[Material provided]

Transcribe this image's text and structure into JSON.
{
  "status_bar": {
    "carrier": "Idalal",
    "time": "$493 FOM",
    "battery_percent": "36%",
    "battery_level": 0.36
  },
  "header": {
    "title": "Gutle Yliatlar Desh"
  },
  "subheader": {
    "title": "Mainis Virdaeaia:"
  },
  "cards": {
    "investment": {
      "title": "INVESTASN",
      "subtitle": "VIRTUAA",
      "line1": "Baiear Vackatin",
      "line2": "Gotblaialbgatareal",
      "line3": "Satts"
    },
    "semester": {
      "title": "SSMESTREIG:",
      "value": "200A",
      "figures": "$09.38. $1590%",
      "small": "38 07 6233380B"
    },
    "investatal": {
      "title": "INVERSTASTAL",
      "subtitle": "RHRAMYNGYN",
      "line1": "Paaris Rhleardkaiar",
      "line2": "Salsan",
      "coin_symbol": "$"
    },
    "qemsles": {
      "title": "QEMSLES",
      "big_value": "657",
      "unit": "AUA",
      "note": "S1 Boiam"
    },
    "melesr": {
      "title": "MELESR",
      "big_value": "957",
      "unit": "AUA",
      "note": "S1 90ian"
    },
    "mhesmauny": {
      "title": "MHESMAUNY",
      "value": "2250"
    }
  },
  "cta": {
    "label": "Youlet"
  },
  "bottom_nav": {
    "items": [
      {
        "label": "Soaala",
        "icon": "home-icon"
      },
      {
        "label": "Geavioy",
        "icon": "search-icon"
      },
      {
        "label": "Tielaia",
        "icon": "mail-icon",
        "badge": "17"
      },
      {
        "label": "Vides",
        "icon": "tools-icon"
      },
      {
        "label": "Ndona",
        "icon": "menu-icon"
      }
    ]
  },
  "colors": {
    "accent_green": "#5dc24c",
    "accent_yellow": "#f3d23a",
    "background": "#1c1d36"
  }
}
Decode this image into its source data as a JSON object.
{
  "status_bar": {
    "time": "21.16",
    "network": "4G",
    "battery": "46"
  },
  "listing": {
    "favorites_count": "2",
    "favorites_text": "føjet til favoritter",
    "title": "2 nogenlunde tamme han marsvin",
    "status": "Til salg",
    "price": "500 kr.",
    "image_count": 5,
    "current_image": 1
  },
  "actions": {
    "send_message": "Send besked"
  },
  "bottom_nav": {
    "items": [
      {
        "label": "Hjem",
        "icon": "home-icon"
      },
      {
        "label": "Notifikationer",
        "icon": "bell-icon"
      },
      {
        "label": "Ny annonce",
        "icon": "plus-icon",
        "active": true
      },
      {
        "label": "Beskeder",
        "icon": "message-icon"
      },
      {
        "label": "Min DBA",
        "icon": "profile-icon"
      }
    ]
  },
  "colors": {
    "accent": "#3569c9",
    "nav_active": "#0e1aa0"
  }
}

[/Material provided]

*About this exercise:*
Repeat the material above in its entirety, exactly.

*Solution to this exercise:*
Transcribe this image's text and structure into JSON.
{
  "status_bar": {
    "carrier": "Idalal",
    "time": "$493 FOM",
    "battery_percent": "36%",
    "battery_level": 0.36
  },
  "header": {
    "title": "Gutle Yliatlar Desh"
  },
  "subheader": {
    "title": "Mainis Virdaeaia:"
  },
  "cards": {
    "investment": {
      "title": "INVESTASN",
      "subtitle": "VIRTUAA",
      "line1": "Baiear Vackatin",
      "line2": "Gotblaialbgatareal",
      "line3": "Satts"
    },
    "semester": {
      "title": "SSMESTREIG:",
      "value": "200A",
      "figures": "$09.38. $1590%",
      "small": "38 07 6233380B"
    },
    "investatal": {
      "title": "INVERSTASTAL",
      "subtitle": "RHRAMYNGYN",
      "line1": "Paaris Rhleardkaiar",
      "line2": "Salsan",
      "coin_symbol": "$"
    },
    "qemsles": {
      "title": "QEMSLES",
      "big_value": "657",
      "unit": "AUA",
      "note": "S1 Boiam"
    },
    "melesr": {
      "title": "MELESR",
      "big_value": "957",
      "unit": "AUA",
      "note": "S1 90ian"
    },
    "mhesmauny": {
      "title": "MHESMAUNY",
      "value": "2250"
    }
  },
  "cta": {
    "label": "Youlet"
  },
  "bottom_nav": {
    "items": [
      {
        "label": "Soaala",
        "icon": "home-icon"
      },
      {
        "label": "Geavioy",
        "icon": "search-icon"
      },
      {
        "label": "Tielaia",
        "icon": "mail-icon",
        "badge": "17"
      },
      {
        "label": "Vides",
        "icon": "tools-icon"
      },
      {
        "label": "Ndona",
        "icon": "menu-icon"
      }
    ]
  },
  "colors": {
    "accent_green": "#5dc24c",
    "accent_yellow": "#f3d23a",
    "background": "#1c1d36"
  }
}
Decode this image into its source data as a JSON object.
{
  "status_bar": {
    "time": "21.16",
    "network": "4G",
    "battery": "46"
  },
  "listing": {
    "favorites_count": "2",
    "favorites_text": "føjet til favoritter",
    "title": "2 nogenlunde tamme han marsvin",
    "status": "Til salg",
    "price": "500 kr.",
    "image_count": 5,
    "current_image": 1
  },
  "actions": {
    "send_message": "Send besked"
  },
  "bottom_nav": {
    "items": [
      {
        "label": "Hjem",
        "icon": "home-icon"
      },
      {
        "label": "Notifikationer",
        "icon": "bell-icon"
      },
      {
        "label": "Ny annonce",
        "icon": "plus-icon",
        "active": true
      },
      {
        "label": "Beskeder",
        "icon": "message-icon"
      },
      {
        "label": "Min DBA",
        "icon": "profile-icon"
      }
    ]
  },
  "colors": {
    "accent": "#3569c9",
    "nav_active": "#0e1aa0"
  }
}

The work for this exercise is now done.